> _Task brief_
Each line below that includes the word "JSON" is to be reported.

> _Items from an interface collection_

■ ■ ■ ■ ■ ■ ■

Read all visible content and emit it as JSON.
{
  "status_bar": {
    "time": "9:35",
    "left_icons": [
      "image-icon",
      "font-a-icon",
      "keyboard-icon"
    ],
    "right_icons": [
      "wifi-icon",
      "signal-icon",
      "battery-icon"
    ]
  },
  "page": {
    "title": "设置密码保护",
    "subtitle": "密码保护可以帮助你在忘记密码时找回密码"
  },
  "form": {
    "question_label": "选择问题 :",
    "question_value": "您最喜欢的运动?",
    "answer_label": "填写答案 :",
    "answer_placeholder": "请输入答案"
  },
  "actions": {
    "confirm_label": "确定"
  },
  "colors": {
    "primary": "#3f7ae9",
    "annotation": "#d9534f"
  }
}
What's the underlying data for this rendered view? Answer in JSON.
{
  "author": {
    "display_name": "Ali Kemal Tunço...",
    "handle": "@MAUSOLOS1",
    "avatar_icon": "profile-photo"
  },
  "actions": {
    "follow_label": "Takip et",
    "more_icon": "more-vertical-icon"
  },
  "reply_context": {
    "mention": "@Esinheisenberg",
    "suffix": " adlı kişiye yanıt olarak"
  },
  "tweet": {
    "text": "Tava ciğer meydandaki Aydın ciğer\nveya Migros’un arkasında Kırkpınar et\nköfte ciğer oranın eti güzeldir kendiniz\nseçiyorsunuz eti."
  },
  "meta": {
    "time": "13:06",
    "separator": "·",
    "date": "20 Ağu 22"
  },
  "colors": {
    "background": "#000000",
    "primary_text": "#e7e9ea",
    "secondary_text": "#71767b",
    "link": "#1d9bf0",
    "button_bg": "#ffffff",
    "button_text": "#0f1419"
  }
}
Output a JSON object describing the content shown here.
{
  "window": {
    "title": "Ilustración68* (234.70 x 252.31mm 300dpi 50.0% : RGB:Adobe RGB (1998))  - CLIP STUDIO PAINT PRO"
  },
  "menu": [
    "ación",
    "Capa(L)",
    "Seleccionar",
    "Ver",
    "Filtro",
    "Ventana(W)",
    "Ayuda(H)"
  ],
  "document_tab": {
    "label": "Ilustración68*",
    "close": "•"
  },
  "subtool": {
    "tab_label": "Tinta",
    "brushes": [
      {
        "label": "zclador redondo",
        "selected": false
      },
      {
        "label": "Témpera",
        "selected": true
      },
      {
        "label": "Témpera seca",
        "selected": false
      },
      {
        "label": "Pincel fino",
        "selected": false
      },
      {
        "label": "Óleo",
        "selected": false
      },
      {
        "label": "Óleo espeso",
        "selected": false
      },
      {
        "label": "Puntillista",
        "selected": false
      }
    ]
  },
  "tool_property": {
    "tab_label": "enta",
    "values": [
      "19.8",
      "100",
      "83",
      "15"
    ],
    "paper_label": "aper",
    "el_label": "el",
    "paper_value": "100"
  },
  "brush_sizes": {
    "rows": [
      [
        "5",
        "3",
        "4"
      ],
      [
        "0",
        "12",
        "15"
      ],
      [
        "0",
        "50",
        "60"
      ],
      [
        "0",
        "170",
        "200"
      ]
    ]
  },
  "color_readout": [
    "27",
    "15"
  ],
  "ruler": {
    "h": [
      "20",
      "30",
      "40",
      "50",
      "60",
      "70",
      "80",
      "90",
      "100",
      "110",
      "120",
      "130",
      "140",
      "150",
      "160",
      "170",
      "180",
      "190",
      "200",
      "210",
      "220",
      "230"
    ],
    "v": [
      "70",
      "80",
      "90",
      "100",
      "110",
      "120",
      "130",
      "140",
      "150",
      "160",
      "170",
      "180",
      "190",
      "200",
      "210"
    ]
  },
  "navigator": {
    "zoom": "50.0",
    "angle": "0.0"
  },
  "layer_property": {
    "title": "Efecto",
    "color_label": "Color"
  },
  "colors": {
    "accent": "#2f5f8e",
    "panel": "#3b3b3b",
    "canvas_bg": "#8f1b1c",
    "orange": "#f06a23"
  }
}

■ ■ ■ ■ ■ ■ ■

> _Final answer_
Read all visible content and emit it as JSON.
What's the underlying data for this rendered view? Answer in JSON.
Output a JSON object describing the content shown here.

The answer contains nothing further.